The UK's Human Fertilisation and Embryology Authority (HFEA) is incompetent, poorly organised, and should be scrapped or replaced with a more flexible body, according to Robert Winston. The fertility doctor and broadcaster made his comments on BBC Radio 4's 'Today' programme, aired on 10 December. In response, HFEA chair Suzi Leather said that she did not agree with Winston's comments 'at all', and that the HFEA is 'making decisions in the way Parliament has asked us to make them'.
Winston criticised the HFEA for its 'shocking mismanagement' of recent issues, such as its decisions on 'saviour siblings', tissue-matched IVF babies conceived to treat existing sick children. And referring to the HFEA's recent decision to allow couples to select embryos free from an inherited form of bowel cancer, Winston alleged that the HFEA 'didn't even seem to remember' that it had already issued a licence for this treatment ten years ago. Winston called for the authority to be replaced, with 'something a great deal less bureaucratic, which doesn't inhibit research, which has a better consultation process with the public and which has a much more adequate inspection process'.
Winston also called for the law governing assisted reproduction and embryo research - the 1990 Human Fertilisation and Embryology Act - to be revised. He said that 'it's very strange that one form of treatment - IVF - is singled out for regulation.

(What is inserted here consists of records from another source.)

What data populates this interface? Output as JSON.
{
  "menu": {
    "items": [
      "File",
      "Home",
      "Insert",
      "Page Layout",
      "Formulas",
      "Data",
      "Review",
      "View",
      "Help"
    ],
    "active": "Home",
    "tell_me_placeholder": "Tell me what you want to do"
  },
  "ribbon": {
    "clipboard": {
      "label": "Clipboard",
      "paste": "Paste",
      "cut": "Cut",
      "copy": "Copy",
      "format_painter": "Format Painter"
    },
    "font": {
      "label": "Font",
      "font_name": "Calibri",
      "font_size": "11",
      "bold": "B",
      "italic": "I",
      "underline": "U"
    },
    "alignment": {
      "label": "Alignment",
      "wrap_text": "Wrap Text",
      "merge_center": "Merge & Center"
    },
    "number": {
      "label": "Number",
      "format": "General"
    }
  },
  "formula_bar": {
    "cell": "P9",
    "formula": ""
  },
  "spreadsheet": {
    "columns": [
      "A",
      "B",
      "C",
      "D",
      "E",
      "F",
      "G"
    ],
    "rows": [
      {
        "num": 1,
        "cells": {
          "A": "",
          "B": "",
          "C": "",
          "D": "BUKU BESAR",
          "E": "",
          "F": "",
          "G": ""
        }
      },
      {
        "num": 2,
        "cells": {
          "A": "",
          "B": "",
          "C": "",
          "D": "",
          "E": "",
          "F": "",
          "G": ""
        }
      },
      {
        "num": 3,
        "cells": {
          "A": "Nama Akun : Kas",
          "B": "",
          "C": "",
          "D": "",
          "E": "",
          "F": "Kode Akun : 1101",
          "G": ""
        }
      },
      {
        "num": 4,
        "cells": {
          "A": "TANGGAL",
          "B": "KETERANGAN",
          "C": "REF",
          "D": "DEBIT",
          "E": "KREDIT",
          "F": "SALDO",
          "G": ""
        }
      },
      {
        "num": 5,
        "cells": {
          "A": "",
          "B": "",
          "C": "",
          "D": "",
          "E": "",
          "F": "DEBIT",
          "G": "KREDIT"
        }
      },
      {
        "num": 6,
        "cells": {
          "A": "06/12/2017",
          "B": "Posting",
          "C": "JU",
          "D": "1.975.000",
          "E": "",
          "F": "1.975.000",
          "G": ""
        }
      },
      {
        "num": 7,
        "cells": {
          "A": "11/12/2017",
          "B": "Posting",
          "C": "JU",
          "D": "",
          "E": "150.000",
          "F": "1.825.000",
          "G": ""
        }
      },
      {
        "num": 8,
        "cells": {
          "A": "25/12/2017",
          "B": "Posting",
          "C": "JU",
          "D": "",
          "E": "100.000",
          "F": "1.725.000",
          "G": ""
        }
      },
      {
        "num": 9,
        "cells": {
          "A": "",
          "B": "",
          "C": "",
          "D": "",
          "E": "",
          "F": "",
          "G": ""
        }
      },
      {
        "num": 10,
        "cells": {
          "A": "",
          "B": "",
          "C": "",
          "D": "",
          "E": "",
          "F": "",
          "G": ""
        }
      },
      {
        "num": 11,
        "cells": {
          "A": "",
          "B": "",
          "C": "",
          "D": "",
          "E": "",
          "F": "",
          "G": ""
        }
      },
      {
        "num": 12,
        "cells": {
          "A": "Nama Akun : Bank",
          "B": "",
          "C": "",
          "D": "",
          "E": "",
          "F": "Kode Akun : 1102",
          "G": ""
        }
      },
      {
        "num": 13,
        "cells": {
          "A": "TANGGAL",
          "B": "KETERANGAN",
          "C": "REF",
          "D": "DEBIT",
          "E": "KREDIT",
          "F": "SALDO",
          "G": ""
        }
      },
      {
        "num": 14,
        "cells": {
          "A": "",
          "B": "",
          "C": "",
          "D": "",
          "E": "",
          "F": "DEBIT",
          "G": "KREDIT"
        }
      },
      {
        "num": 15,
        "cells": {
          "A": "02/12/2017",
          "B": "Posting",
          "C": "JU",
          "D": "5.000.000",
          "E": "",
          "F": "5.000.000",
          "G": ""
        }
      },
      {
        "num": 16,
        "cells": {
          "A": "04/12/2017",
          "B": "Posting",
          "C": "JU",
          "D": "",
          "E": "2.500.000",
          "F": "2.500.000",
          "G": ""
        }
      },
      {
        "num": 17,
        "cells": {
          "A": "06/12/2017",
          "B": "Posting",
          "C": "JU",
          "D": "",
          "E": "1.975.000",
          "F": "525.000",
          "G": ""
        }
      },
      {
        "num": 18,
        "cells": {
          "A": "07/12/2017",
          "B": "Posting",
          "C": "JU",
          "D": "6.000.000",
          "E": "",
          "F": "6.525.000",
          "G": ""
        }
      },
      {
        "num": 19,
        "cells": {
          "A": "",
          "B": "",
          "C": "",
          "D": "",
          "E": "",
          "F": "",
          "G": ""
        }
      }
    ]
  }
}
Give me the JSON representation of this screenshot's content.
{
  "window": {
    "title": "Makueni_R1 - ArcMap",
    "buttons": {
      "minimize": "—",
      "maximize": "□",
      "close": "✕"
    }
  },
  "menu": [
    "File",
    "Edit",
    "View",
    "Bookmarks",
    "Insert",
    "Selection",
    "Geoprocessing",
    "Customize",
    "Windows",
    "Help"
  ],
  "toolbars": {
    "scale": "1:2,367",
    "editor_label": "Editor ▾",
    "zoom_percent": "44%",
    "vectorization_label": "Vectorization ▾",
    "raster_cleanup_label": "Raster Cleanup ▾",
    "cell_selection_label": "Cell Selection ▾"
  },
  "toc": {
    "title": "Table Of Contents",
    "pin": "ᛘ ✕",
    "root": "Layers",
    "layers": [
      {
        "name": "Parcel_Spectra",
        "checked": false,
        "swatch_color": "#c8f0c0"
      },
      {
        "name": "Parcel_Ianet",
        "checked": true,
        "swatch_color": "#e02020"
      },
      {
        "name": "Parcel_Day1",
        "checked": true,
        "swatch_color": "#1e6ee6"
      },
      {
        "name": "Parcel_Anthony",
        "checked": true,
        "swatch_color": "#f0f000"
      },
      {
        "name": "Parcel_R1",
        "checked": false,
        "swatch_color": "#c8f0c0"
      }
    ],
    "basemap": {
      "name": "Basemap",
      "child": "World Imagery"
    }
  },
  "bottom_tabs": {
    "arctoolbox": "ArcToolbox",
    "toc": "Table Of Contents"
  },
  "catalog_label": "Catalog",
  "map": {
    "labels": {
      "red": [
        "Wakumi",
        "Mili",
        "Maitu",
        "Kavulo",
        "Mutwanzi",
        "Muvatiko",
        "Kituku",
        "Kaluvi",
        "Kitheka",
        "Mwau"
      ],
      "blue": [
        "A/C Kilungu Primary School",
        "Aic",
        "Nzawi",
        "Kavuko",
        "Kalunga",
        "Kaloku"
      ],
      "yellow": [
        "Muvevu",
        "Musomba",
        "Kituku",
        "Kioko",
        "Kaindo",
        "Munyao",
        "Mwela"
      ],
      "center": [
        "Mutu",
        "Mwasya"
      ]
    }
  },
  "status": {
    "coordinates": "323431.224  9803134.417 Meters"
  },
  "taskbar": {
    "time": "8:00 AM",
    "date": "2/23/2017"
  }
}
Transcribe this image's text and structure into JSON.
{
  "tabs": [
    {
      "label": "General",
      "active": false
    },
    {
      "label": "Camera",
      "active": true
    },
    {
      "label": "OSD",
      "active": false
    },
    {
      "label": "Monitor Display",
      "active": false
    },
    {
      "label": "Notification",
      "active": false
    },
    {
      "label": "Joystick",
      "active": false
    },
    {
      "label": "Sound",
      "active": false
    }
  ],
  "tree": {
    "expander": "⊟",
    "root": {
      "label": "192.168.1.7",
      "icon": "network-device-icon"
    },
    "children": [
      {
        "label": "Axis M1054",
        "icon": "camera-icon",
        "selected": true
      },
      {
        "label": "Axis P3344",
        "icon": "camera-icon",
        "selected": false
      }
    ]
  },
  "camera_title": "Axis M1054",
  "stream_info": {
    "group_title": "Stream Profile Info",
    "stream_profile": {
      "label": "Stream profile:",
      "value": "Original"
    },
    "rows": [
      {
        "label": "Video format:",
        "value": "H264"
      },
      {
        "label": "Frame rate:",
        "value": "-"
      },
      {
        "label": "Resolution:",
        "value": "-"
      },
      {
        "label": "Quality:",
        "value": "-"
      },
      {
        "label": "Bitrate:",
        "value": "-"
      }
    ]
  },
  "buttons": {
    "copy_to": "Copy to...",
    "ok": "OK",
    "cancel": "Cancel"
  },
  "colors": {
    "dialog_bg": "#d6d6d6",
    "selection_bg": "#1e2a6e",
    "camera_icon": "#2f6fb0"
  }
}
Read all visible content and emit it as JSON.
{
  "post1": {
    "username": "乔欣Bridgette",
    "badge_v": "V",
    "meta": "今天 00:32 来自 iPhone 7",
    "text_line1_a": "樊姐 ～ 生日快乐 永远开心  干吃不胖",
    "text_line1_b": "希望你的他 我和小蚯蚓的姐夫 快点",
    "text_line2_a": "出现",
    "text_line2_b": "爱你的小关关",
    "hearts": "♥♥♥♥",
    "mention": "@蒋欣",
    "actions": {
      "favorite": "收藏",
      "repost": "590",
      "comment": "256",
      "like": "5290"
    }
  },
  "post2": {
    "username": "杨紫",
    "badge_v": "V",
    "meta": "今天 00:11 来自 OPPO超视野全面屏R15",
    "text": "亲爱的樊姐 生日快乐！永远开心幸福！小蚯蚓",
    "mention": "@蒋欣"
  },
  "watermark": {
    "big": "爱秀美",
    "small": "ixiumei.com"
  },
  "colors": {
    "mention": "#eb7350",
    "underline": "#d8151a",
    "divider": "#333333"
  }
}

And not even the whole of infertility treatment is covered'. He also questioned the tight regulation of PGD (preimplantation genetic diagnosis), which allows doctors to select IVF embryos free from serious genetic diseases. PGD is regulated by the HFEA on a case-by-case basis. In contrast, a pregnancy affected by a genetic condition can be terminated without permission from a regulatory body, a situation that Winston described as 'inconsistent'.
Also speaking on the radio programme, Suzi Leather rejected Winston's criticisms, saying that regulating IVF is 'not like regulating gas and electricity prices', because of important issues of patient confidentiality. She argued that regulation gives patients confidence that they would be dealt with 'with a decent level of proficiency'. She also added that the HFEA's bureaucracy costs 'are lower than what the Treasury sets for regulators in general'. However, Ms Leather said the HFEA did accept that Parliament needed to examine issues surrounding infertility treatment again, because the HFE Act is now 14 years old. 'Science has moved on very fast and some of the treatments were not envisaged when Parliament last looked at this', she said.
In a press statement issued later that day, Ms Leather pointed out that other countries are copying the HFEA style of regulation, 'with regulators being set up in France, Canada and parts of Australia'. Fertility doctor Simon Fishel, from the Centre for Assisted Reproduction In Nottingham, told the Scientist magazine that although he thought the HFEA could be more flexible, it still had a vital regulatory role to play. But he called for an end to the inspection of fertility units by other fertility specialists, saying 'there's a potential conflict of interest where we inspect each other'.
The UK government's Department of Health is planning to review the country's fertility and embryology legislation, with a full public consultation on the issues due to take place in 2005. The outcome of a review already being undertaken by the House of Commons Science and Technology Committee will also be taken into account.